▶ _EXERCISE GOAL_:
Lines below that include "menu" are the answer; copy each one.

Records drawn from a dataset
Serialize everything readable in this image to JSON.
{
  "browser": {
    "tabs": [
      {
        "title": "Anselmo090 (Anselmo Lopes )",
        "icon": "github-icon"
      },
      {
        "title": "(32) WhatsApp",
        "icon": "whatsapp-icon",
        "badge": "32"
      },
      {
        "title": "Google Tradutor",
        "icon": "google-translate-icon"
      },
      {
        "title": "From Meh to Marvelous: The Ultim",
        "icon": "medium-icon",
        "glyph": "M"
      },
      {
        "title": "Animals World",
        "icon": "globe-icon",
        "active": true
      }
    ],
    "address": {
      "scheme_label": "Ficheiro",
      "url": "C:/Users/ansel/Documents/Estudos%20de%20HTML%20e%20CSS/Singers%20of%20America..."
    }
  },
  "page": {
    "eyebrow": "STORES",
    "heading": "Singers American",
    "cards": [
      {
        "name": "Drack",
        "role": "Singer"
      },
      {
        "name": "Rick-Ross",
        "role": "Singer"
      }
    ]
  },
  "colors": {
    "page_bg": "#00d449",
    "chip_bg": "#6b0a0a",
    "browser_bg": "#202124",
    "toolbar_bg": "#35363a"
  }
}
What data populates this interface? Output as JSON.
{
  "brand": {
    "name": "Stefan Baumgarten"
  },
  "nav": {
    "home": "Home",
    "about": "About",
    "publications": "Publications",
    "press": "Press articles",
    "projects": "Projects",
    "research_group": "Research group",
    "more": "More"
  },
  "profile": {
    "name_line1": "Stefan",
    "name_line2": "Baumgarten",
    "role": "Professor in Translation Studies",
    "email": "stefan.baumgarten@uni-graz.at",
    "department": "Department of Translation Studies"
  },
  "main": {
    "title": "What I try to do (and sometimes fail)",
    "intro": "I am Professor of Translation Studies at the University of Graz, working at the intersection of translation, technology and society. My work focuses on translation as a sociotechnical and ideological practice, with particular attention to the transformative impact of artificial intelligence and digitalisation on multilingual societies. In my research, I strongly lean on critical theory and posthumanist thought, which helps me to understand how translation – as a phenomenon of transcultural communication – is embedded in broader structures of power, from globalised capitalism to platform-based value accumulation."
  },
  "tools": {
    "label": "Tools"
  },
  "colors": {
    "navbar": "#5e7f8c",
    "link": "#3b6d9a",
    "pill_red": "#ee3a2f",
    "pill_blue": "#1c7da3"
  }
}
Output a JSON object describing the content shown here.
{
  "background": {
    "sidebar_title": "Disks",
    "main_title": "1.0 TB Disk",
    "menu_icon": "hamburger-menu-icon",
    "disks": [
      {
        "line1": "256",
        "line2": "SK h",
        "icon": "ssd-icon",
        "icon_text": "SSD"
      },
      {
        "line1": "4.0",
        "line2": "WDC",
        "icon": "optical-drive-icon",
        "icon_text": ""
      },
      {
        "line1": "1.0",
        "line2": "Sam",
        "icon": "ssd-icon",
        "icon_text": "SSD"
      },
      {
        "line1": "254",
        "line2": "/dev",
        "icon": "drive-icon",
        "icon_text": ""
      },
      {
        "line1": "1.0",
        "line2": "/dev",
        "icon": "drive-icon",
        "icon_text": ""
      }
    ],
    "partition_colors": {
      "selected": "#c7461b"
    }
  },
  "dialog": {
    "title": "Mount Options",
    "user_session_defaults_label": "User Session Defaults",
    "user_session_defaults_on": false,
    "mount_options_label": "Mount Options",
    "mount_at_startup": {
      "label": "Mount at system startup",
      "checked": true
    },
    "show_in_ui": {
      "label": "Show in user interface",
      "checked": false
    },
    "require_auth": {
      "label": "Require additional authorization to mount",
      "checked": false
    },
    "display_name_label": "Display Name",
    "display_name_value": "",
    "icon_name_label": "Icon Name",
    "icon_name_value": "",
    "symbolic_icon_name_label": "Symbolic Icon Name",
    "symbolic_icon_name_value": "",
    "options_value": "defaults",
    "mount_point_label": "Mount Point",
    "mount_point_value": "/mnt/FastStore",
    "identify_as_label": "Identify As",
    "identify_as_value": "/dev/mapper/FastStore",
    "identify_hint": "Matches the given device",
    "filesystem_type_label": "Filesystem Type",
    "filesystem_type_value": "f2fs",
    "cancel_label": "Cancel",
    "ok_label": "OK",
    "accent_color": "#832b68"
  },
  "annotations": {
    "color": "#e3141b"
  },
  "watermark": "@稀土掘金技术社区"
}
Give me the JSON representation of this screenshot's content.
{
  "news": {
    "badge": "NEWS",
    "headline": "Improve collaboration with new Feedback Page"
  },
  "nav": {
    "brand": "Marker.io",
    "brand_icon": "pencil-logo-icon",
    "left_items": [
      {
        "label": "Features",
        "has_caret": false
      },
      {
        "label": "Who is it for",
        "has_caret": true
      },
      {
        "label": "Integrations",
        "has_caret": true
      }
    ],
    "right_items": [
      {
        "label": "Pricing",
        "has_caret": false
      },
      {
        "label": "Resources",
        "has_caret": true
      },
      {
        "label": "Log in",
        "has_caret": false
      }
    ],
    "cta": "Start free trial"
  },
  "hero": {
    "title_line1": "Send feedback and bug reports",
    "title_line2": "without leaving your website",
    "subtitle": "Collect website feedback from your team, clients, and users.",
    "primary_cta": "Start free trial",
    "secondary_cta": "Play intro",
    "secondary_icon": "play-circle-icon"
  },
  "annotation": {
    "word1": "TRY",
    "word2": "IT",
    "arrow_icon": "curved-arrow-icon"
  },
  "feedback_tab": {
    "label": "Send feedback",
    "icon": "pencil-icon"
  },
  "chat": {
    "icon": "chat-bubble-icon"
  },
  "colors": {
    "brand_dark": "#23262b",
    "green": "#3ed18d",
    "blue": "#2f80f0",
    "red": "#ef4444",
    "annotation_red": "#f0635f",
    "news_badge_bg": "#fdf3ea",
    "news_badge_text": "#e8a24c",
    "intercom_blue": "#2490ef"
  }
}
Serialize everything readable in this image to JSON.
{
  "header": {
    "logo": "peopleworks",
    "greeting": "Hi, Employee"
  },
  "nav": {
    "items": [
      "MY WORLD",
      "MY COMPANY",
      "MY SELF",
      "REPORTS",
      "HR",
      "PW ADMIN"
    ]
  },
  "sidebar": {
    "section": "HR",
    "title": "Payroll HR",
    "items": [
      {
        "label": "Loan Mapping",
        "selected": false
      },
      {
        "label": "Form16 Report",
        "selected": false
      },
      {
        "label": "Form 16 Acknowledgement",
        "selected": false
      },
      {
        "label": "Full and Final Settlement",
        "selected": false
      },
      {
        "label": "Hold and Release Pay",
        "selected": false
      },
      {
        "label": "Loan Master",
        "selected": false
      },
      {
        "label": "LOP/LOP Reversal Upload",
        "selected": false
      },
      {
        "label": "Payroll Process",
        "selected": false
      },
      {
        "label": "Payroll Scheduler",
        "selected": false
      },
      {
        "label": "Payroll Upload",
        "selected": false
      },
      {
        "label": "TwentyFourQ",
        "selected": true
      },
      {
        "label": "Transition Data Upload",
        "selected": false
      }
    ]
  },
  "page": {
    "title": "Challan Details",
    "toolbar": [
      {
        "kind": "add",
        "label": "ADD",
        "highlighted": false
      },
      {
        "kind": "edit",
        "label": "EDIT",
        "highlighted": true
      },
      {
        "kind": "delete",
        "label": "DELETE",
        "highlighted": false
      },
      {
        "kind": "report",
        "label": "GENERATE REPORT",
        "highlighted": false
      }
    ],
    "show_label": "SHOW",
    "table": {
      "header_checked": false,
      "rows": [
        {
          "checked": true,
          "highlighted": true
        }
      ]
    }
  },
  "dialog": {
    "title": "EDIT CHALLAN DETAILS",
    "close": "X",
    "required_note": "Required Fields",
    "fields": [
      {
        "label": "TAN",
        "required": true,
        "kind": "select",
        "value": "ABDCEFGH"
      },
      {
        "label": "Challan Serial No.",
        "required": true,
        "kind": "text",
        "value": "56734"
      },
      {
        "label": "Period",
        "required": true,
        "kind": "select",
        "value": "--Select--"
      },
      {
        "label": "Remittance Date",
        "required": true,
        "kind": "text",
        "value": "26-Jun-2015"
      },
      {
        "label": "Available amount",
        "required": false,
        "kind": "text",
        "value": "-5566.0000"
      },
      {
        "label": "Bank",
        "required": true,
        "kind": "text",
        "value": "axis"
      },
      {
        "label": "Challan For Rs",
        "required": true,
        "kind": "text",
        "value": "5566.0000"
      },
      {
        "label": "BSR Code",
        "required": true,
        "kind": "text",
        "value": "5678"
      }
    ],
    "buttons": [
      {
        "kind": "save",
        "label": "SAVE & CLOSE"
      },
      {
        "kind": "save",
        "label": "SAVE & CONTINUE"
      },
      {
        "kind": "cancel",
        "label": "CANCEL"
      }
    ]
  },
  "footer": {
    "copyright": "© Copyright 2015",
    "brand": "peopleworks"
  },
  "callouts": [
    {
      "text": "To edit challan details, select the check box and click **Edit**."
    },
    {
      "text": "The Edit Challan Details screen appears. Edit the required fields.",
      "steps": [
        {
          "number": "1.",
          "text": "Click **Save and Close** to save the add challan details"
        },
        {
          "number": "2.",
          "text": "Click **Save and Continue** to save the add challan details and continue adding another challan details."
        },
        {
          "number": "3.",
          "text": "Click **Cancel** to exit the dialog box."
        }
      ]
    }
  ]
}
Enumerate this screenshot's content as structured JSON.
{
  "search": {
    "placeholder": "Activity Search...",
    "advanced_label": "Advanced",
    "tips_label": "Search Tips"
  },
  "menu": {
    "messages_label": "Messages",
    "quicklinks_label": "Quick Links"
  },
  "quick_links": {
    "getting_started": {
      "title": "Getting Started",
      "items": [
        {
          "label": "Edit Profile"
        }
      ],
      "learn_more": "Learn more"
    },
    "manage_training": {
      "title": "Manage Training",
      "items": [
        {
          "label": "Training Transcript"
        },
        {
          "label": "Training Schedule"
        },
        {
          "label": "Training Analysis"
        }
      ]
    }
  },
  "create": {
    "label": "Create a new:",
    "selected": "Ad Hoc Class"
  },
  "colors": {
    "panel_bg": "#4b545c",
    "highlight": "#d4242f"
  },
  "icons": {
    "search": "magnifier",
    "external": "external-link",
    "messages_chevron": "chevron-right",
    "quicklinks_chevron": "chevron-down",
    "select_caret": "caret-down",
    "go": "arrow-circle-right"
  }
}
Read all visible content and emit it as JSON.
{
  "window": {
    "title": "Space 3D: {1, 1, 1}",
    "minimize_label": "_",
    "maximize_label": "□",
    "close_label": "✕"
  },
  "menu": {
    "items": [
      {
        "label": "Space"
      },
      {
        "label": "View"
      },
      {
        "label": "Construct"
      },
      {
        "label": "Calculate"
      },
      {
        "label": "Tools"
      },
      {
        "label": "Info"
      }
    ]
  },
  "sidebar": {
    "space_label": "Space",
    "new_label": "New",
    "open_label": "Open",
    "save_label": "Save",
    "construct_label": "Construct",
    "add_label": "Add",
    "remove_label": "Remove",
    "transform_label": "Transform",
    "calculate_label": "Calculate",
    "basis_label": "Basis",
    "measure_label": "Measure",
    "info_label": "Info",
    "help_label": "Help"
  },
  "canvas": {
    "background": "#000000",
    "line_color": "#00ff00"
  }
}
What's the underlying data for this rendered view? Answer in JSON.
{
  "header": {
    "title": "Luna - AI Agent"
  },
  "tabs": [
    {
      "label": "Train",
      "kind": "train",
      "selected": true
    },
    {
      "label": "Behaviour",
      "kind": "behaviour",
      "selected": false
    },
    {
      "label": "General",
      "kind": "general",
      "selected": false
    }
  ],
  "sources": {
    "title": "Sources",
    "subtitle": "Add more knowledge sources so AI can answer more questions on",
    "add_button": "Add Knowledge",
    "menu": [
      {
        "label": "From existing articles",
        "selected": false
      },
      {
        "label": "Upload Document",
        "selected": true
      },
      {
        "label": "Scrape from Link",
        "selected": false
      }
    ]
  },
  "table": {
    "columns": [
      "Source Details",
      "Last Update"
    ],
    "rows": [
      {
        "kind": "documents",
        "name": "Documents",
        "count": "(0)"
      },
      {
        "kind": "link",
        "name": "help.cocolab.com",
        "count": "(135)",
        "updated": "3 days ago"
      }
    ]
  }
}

▶ _RESULT FOR THIS TASK_:
    "menu_icon": "hamburger-menu-icon",
  "menu": {
  "menu": {
    "menu": [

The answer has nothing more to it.